§ **Task statement**:
Please reproduce all of the data below exactly, leaving each picture out.
──────── Exercise input ────────
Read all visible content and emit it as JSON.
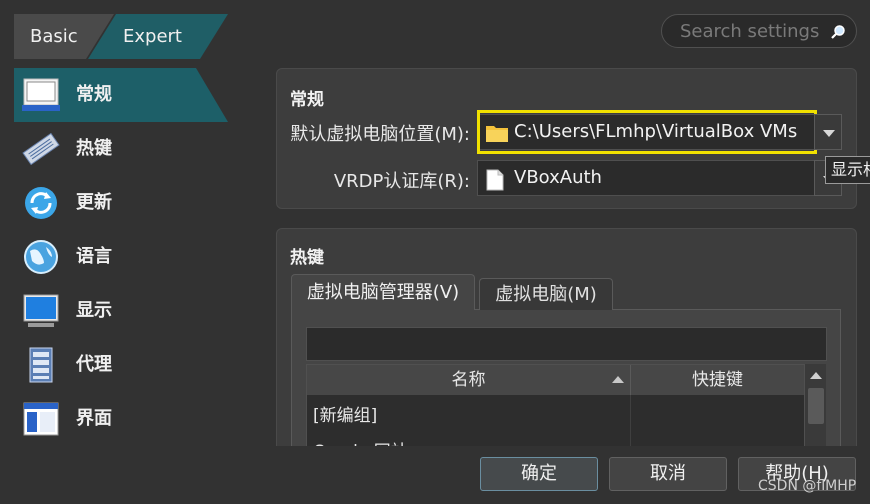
{
  "mode_tabs": {
    "basic": "Basic",
    "expert": "Expert"
  },
  "search": {
    "placeholder": "Search settings"
  },
  "sidebar": {
    "items": [
      {
        "label": "常规",
        "icon": "general-icon"
      },
      {
        "label": "热键",
        "icon": "keyboard-icon"
      },
      {
        "label": "更新",
        "icon": "update-icon"
      },
      {
        "label": "语言",
        "icon": "language-globe-icon"
      },
      {
        "label": "显示",
        "icon": "display-icon"
      },
      {
        "label": "代理",
        "icon": "proxy-icon"
      },
      {
        "label": "界面",
        "icon": "interface-icon"
      }
    ]
  },
  "general": {
    "title": "常规",
    "folder_label": "默认虚拟电脑位置(M):",
    "folder_value": "C:\\Users\\FLmhp\\VirtualBox VMs",
    "vrdp_label": "VRDP认证库(R):",
    "vrdp_value": "VBoxAuth",
    "tooltip": "显示相"
  },
  "hotkeys": {
    "title": "热键",
    "tabs": [
      "虚拟电脑管理器(V)",
      "虚拟电脑(M)"
    ],
    "columns": [
      "名称",
      "快捷键"
    ],
    "rows": [
      "[新编组]",
      "Oracle 网站"
    ]
  },
  "buttons": {
    "ok": "确定",
    "cancel": "取消",
    "help": "帮助(H)"
  },
  "watermark": "CSDN @flMHP",
  "colors": {
    "accent": "#1d5f68",
    "highlight": "#f0e000",
    "background": "#323232"
  }
}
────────
§ **Task solution**:
Read all visible content and emit it as JSON.
{
  "mode_tabs": {
    "basic": "Basic",
    "expert": "Expert"
  },
  "search": {
    "placeholder": "Search settings"
  },
  "sidebar": {
    "items": [
      {
        "label": "常规",
        "icon": "general-icon"
      },
      {
        "label": "热键",
        "icon": "keyboard-icon"
      },
      {
        "label": "更新",
        "icon": "update-icon"
      },
      {
        "label": "语言",
        "icon": "language-globe-icon"
      },
      {
        "label": "显示",
        "icon": "display-icon"
      },
      {
        "label": "代理",
        "icon": "proxy-icon"
      },
      {
        "label": "界面",
        "icon": "interface-icon"
      }
    ]
  },
  "general": {
    "title": "常规",
    "folder_label": "默认虚拟电脑位置(M):",
    "folder_value": "C:\\Users\\FLmhp\\VirtualBox VMs",
    "vrdp_label": "VRDP认证库(R):",
    "vrdp_value": "VBoxAuth",
    "tooltip": "显示相"
  },
  "hotkeys": {
    "title": "热键",
    "tabs": [
      "虚拟电脑管理器(V)",
      "虚拟电脑(M)"
    ],
    "columns": [
      "名称",
      "快捷键"
    ],
    "rows": [
      "[新编组]",
      "Oracle 网站"
    ]
  },
  "buttons": {
    "ok": "确定",
    "cancel": "取消",
    "help": "帮助(H)"
  },
  "watermark": "CSDN @flMHP",
  "colors": {
    "accent": "#1d5f68",
    "highlight": "#f0e000",
    "background": "#323232"
  }
}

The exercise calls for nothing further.